The choice facing Croydon

By - Thursday 16th April, 2015

The local and national economy on his mind, Conservative Robert Ward explains the process that decided how he’ll cast his vote

Artwork by Dom Richards for the Croydon Citizen.

Don’t be surprised if your doorbell rings more often than usual over the next few weeks. Arguably the most important and certainly the most difficult to predict general election in a generation approaches. The political parties are fighting for every vote. Canvassers are everywhere and I’m one of them.

My voting history is a chequered one. I recently joined the Conservatives, but in the past I’ve voted for the John Major Tory government (once, but not twice), the Tony Blair Labour government (twice, but not thrice) and once for a predecessor of the LibDems.

Inconsistent on the face of it, my strategy is to decide on the one or two biggest issues and vote for the party that in my judgement is best able to deal with them. That said I will follow the ‘right’ candidate even if they are not in the ‘right’ party. I like to think of this as, to quote the largely forgotten author Damon Runyon who coined the phrase, “using my noggin”.

We should expect a minority government supported by one or more smaller parties

Runyon chronicled Prohibition-era America through stories, mostly around horse racing. Let’s look at the election through Croydon tinted glasses in the way that Runyon might have done.

He wrote “the race is not always to the swift, nor the battle to the strong, but that’s how the smart money bets”. Barring a game-changing event, there will not be a single party majority government. We should expect a minority government supported by one or more smaller parties.

The marginal constituencies are the battleground, and for us that’s Croydon Central. The winner determines who takes up residence in Downing Street. Our runners are Tory Gavin Barwell and Labour challenger Sarah Jones. Currently the odds slightly favour Labour.

Central government sets the context for how Croydon’s future might unfold. Starting from the dire situation of 2010, the coalition has given us five years of stable government when it was desperately needed. Some credit here should go to the Liberal Democrats. It seems that they will get none at the ballot box, something they probably recognised at the time.

We have London’s largest population of young people, and they need jobs

For Croydon, there could hardly be a more important time. Big investments have been made, more are on the way. We have London’s largest population of young people, who need jobs as they leave education, and opportunities to advance themselves as their careers progress. We need stability and economic growth.

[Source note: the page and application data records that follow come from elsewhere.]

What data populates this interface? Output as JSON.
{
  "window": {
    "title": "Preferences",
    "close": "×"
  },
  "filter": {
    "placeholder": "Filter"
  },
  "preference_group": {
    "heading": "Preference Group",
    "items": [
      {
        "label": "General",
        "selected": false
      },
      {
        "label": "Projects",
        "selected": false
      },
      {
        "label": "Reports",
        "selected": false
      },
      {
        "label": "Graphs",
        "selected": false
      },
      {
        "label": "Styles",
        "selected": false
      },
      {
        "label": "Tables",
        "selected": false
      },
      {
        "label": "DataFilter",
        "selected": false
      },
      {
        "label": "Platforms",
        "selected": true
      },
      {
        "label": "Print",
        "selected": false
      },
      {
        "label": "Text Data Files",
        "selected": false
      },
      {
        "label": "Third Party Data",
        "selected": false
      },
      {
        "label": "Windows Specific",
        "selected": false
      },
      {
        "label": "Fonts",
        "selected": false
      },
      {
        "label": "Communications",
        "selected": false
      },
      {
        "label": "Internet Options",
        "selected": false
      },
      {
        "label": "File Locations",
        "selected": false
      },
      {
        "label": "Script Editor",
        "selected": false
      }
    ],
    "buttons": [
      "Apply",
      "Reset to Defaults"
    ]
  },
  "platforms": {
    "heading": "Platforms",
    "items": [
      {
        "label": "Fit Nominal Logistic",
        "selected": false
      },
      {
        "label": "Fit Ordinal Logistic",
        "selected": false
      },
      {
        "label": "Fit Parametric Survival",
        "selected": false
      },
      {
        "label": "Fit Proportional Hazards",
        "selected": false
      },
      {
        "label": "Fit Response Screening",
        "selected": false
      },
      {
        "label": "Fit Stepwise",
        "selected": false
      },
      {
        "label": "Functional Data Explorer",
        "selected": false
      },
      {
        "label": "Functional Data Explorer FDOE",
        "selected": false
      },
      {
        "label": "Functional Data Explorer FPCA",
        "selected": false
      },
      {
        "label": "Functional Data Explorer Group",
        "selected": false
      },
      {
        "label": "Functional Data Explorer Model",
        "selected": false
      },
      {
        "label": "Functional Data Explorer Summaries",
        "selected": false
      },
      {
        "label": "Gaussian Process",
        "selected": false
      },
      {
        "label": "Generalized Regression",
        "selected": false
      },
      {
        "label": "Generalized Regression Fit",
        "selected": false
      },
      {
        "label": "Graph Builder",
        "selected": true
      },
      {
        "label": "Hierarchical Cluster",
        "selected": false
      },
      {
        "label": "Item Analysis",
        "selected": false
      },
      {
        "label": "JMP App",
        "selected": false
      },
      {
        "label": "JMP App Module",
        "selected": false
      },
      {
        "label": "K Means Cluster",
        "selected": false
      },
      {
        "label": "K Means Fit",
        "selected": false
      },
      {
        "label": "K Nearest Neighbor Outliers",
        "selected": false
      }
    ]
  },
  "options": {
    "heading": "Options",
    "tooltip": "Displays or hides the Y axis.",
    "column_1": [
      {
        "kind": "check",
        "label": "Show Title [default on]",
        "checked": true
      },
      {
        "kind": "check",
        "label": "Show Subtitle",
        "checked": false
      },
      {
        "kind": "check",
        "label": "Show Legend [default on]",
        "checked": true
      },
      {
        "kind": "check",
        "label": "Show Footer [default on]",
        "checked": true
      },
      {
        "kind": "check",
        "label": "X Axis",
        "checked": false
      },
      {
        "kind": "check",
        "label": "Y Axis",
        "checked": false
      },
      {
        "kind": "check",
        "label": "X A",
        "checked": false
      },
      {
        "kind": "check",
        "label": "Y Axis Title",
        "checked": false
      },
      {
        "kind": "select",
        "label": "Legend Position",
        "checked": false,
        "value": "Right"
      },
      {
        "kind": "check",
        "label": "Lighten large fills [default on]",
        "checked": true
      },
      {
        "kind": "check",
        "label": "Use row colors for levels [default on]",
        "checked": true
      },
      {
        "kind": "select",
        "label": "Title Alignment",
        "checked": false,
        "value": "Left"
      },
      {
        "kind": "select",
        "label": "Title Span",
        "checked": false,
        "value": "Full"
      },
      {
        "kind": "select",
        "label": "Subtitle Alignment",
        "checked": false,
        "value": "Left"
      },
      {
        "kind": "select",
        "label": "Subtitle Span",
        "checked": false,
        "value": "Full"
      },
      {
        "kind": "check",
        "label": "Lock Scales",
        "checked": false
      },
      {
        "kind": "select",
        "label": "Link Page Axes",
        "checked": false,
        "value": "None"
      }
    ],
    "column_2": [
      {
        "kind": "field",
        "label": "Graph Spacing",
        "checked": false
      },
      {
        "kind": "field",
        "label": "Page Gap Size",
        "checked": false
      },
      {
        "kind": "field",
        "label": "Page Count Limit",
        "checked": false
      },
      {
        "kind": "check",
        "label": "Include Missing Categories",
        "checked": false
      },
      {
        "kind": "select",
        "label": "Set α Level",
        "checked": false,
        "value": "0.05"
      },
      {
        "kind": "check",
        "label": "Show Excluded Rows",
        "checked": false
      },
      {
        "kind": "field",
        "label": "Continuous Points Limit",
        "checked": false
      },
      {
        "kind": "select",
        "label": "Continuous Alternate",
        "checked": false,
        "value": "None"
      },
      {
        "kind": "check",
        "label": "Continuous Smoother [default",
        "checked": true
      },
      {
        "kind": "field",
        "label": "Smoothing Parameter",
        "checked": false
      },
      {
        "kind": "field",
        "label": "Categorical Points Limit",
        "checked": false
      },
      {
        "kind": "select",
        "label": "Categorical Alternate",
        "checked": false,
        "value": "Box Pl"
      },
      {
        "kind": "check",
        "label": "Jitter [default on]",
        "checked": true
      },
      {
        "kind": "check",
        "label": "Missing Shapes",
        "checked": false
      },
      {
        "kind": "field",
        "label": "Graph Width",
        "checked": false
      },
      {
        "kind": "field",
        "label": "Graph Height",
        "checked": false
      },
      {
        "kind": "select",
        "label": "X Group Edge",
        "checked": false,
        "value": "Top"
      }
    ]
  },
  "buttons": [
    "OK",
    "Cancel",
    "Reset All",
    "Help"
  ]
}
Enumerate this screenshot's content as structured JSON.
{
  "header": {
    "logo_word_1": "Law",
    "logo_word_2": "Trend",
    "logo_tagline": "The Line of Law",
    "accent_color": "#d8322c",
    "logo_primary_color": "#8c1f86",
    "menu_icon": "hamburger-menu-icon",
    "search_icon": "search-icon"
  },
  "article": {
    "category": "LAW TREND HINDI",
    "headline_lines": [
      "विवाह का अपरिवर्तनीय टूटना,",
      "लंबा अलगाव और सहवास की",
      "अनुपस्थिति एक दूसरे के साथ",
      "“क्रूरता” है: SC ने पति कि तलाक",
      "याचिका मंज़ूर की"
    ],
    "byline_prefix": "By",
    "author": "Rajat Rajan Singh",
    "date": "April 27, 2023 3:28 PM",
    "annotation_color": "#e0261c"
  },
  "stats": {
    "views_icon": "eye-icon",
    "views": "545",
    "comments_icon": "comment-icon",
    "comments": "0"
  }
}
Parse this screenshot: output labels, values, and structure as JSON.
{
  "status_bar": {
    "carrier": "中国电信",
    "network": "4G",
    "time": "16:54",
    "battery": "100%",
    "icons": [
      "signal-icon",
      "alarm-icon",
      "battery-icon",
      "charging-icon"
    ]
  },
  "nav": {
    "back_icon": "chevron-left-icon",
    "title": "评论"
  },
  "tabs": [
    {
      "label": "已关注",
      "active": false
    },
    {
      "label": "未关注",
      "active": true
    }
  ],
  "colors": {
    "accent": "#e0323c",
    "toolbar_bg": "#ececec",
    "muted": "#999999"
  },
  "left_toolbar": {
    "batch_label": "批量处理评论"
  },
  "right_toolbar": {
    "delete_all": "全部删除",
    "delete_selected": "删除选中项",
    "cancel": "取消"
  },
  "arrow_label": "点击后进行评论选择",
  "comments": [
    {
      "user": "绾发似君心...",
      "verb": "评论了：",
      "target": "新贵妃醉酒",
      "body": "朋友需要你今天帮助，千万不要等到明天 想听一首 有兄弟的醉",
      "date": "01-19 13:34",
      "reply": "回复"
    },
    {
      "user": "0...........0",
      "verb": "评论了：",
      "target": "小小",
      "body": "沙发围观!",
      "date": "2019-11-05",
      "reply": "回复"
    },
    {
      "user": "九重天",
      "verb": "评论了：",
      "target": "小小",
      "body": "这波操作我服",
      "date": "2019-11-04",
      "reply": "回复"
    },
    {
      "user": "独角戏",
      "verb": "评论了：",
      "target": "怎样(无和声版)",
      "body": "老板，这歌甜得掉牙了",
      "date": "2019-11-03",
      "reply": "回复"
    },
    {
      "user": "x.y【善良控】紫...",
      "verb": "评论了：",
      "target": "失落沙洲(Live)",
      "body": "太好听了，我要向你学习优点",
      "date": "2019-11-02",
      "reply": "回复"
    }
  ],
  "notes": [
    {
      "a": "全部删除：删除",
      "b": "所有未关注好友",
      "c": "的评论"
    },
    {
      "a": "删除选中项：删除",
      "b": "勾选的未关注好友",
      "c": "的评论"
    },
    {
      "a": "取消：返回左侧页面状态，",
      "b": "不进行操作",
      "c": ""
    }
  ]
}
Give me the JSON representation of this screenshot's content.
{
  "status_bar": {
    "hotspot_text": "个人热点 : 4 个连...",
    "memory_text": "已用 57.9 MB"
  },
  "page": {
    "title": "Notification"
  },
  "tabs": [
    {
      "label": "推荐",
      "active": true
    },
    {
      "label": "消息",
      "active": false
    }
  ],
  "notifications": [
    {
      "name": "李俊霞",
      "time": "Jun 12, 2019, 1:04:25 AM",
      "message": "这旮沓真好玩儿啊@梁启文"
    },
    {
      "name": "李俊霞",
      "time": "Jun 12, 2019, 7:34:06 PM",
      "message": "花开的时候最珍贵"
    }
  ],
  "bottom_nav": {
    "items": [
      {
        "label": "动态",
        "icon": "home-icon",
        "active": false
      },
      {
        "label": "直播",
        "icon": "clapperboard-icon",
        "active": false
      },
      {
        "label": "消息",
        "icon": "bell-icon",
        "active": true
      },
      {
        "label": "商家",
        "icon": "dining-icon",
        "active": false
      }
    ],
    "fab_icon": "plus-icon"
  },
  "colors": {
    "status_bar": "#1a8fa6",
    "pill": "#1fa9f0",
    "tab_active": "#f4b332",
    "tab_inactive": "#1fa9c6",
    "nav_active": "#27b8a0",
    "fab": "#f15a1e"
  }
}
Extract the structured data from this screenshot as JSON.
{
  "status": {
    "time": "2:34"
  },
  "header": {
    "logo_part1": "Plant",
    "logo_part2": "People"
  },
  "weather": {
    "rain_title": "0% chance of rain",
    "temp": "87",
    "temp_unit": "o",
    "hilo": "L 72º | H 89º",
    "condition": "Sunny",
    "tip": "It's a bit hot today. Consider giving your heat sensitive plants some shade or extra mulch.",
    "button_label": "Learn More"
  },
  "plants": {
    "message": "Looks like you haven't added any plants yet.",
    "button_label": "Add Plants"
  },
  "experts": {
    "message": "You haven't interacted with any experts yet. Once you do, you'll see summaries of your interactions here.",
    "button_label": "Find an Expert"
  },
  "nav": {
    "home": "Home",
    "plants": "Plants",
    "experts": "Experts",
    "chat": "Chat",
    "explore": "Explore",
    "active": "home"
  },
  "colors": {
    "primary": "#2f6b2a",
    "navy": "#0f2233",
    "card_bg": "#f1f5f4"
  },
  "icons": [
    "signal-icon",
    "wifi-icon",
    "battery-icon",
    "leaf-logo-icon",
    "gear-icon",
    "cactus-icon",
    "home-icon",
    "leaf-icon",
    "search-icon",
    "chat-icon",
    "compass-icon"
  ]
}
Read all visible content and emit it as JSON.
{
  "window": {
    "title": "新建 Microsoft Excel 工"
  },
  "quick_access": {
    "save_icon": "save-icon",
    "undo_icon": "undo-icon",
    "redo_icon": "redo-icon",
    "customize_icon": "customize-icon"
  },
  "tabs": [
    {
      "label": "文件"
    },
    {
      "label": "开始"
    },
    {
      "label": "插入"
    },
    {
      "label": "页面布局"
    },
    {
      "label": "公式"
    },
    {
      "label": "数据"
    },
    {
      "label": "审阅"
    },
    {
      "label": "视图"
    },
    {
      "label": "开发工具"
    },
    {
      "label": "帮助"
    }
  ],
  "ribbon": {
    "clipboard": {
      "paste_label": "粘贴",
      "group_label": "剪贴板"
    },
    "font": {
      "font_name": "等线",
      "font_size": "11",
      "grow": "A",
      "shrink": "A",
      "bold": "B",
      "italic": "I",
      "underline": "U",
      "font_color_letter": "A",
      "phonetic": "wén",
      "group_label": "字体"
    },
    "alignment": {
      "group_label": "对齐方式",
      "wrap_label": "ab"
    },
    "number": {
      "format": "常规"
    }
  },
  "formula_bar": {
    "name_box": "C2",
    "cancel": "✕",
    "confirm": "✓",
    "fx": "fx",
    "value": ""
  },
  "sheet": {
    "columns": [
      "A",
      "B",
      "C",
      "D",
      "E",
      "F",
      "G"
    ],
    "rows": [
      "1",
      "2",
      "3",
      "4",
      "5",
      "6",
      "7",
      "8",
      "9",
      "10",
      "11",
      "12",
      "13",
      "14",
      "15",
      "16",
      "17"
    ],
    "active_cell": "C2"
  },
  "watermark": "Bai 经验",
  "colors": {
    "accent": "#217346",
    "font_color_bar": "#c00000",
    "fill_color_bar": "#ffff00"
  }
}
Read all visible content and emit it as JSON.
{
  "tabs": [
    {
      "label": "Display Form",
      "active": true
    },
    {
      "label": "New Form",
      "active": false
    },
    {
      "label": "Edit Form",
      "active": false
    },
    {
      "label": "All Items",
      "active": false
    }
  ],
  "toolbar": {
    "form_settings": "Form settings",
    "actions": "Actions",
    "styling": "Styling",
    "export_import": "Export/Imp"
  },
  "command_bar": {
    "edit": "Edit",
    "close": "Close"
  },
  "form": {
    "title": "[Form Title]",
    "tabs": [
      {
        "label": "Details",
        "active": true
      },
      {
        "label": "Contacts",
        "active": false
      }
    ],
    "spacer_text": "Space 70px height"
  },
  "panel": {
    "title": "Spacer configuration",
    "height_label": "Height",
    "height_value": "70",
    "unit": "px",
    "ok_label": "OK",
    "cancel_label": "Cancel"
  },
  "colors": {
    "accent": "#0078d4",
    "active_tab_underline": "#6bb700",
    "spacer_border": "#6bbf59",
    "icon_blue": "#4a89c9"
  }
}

Croydon missed out on a previous recovery when the dead hand of central planning gave us large inflexible office space designed for outsourcing from Central London just at the time that work was being outsourced to a lot further away. This could be the last chance for a generation to set that right.

Nationally the deficit is still high and the debt still growing – the eurozone crisis put paid to ambitions for better. Happily the private sector has generated vastly more jobs than were lost in the public sector so employment is at record levels. Growth is good, inflation low and earnings growing. Our Achilles heel is low productivity.

Our big challenge is to address productivity, which only an invigorated private sector can deliver

Right now we are running well in a race where our competitors are hobbled. That can’t last forever. Our big challenge is to address productivity, which only an invigorated private sector can deliver. Here too is where Croydon’s opportunity lies.

The threat comes from a Labour Party in an unholy alliance with Alex Salmond, a consummate politician who is more than a match for Miliband, and probably for Cameron too. From my time in Scotland during the ‘New Labour’ years, when Salmond was the MSP of a neighbouring constituency, I recall the apt description of the SNP as ‘old Labour’. These are two tax-and-spend parties, now closer with Labour led by the heirs to Gordon Brown.

The threat from the other side is from UKIP. They are no friends of mine, as I’m an enthusiastic European who voted yes in 1975. But I think it is right we should have another referendum – too much has changed since then, and a better deal is there to be had – just look at what Scotland secured recently. To Croydon ‘kippers’, I would say that there will only be one Prime Minister come 8th May, either David Cameron or Ed Miliband. A vote for other parties in Croydon Central is a vote for Miliband.

Croydon Central’s sitting MP, Gavin Barwell, is why I become an active Conservative Party supporter. Although I don’t always agree with him, his position is always thought through and he is prepared to defend it. He gives a straight answer to a straight question more often than is usual in his profession. His arm-twisting to make Westfield-Hammerson happen is a key part of the new Croydon.

What Croydon now needs is for plans like Westfield-Hammerson and the Croydon Growth Zone to be executed, putting the framework in place for success. Government needs then to keep out of the way and let Croydon create its own brighter future.

Damon Runyon, something of a pessimist, wrote, “I have come to the conclusion that all life is 6/5 against”. Giving Croydon and yourself the best chance – by voting on 7th May – is a good way of beating those odds.

Robert Ward

Robert Ward

Engineer and project manager specialised in helping businesses make better strategic decisions and improve safety, quality and effectiveness. Conservative Party Councillor representing Selsdon and Addington Village on Croydon Council. He tweets as @moguloilman.

More Posts

  • Anne Giles

    Excellent article.